[Website and app data records]

○ ○ ○ ○ ○ ○ ○

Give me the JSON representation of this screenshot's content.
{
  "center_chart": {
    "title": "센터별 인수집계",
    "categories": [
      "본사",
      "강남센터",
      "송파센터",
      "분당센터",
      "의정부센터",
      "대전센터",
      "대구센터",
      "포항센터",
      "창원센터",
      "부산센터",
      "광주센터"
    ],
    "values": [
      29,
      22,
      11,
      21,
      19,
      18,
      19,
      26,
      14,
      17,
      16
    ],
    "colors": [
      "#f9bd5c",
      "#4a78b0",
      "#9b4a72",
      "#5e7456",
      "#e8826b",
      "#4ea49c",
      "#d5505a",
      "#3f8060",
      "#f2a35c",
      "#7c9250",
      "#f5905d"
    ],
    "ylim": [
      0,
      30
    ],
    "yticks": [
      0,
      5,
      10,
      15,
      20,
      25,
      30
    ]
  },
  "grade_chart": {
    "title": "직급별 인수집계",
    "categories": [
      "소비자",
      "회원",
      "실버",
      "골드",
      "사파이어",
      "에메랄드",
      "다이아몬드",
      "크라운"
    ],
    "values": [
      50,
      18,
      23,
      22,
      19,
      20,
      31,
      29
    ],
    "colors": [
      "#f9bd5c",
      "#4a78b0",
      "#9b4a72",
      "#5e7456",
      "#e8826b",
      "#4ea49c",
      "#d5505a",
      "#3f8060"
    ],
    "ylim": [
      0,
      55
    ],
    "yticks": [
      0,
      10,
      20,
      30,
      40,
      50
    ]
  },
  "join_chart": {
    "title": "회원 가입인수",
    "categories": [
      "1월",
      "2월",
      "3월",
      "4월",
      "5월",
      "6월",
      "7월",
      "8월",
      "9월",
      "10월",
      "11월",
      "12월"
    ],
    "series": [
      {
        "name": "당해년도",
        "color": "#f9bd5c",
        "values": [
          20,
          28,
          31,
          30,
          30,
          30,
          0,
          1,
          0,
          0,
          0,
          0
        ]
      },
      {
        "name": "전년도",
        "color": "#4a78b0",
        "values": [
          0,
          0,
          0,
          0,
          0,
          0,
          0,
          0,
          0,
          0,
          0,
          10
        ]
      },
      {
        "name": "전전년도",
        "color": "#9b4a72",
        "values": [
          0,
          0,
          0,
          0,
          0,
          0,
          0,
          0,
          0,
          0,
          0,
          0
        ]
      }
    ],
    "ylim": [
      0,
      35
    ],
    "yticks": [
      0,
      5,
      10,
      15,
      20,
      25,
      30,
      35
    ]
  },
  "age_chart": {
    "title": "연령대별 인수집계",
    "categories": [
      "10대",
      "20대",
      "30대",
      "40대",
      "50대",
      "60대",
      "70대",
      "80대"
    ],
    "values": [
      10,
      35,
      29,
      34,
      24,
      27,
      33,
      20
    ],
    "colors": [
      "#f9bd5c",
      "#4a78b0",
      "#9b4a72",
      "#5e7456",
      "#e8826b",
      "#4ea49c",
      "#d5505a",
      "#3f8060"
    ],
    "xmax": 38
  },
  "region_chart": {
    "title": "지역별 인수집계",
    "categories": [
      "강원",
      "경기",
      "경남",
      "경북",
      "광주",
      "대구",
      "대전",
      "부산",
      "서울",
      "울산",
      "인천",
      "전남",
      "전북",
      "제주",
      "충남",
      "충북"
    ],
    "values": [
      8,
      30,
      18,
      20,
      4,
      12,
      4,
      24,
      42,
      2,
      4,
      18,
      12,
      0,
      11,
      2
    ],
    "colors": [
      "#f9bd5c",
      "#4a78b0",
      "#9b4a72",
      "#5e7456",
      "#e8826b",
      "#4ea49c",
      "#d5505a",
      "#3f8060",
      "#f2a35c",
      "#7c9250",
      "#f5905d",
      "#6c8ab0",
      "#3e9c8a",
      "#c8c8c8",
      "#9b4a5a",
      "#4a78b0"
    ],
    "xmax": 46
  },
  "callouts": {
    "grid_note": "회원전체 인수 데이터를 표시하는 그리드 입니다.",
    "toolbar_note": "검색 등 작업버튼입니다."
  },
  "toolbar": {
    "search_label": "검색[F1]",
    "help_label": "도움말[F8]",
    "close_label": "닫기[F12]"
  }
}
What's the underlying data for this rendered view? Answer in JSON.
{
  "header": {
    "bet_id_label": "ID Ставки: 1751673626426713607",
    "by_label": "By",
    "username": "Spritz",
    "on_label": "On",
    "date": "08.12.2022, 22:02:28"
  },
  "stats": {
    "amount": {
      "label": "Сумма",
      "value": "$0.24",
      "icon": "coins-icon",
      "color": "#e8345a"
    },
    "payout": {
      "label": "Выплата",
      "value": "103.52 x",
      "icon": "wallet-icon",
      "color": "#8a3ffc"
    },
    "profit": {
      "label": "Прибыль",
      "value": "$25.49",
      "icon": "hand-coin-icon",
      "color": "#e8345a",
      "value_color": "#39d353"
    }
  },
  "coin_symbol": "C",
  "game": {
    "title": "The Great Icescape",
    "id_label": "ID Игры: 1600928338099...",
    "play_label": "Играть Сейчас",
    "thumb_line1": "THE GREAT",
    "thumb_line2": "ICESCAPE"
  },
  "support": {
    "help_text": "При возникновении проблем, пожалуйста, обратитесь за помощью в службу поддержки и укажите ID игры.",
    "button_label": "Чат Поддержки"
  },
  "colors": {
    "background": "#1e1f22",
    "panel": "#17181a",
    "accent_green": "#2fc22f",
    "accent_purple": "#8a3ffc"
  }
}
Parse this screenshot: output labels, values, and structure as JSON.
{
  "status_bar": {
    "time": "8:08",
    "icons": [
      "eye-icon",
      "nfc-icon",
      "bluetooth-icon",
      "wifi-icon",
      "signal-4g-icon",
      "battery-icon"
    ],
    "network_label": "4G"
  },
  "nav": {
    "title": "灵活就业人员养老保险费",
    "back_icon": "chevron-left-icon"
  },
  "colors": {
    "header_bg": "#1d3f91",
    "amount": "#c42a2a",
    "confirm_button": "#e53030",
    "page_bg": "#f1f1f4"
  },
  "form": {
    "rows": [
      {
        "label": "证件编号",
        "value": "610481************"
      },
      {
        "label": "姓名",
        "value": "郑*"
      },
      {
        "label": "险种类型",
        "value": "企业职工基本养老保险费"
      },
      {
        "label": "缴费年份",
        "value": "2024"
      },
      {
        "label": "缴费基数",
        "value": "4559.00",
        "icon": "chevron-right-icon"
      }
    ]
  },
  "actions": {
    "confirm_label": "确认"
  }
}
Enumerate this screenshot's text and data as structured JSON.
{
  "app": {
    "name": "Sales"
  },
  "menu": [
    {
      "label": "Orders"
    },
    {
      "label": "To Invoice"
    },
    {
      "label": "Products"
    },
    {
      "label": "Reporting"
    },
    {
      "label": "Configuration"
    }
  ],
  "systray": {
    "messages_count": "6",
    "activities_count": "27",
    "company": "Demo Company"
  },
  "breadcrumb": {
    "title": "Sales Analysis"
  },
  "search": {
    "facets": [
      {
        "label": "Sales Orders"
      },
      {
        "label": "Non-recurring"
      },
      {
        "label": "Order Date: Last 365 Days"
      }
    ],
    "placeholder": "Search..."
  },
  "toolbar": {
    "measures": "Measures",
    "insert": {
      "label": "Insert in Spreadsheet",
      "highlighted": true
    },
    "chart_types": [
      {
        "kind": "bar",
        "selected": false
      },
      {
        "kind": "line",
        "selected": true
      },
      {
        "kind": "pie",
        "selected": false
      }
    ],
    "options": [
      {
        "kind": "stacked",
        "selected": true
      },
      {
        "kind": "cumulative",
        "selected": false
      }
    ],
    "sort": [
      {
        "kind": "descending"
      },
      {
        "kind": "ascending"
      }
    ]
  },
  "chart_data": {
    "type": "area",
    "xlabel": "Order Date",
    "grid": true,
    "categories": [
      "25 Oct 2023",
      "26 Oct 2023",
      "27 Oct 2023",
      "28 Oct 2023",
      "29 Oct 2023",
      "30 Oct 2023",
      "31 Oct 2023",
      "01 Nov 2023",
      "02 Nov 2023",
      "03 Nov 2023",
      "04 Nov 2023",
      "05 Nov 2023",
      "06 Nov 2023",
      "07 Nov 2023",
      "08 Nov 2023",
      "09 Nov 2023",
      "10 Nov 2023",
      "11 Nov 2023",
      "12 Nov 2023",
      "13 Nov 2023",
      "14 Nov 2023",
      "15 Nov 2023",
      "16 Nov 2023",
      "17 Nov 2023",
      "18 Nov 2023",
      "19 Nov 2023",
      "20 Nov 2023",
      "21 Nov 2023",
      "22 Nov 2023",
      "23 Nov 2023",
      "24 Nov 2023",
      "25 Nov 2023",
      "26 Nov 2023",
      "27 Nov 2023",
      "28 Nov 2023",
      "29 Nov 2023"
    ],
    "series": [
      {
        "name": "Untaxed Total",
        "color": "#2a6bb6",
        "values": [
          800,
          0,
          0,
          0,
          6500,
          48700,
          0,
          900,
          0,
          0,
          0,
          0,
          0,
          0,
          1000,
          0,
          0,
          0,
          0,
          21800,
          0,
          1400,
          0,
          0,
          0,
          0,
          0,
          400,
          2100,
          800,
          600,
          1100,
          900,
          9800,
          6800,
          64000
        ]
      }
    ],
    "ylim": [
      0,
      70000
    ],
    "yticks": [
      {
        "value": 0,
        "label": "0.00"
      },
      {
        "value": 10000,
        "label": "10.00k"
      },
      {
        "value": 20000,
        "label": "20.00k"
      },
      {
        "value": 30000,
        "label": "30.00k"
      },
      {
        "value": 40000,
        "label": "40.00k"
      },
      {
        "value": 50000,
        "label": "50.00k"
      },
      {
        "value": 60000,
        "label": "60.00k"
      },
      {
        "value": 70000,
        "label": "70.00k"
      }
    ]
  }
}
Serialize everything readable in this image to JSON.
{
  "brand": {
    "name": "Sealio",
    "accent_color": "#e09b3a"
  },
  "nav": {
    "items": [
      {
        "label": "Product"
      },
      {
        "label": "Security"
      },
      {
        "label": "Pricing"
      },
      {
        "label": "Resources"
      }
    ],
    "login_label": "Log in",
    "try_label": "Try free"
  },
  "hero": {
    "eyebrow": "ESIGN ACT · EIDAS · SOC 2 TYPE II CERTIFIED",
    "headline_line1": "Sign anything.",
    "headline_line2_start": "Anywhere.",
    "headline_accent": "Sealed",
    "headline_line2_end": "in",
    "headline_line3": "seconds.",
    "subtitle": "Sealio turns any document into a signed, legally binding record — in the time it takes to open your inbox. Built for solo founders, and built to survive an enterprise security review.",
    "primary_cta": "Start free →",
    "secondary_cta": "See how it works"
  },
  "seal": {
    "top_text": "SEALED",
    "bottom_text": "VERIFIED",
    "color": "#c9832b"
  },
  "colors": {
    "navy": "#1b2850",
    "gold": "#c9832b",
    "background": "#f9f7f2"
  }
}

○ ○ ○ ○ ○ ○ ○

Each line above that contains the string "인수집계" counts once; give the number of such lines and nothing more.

Worked solution
4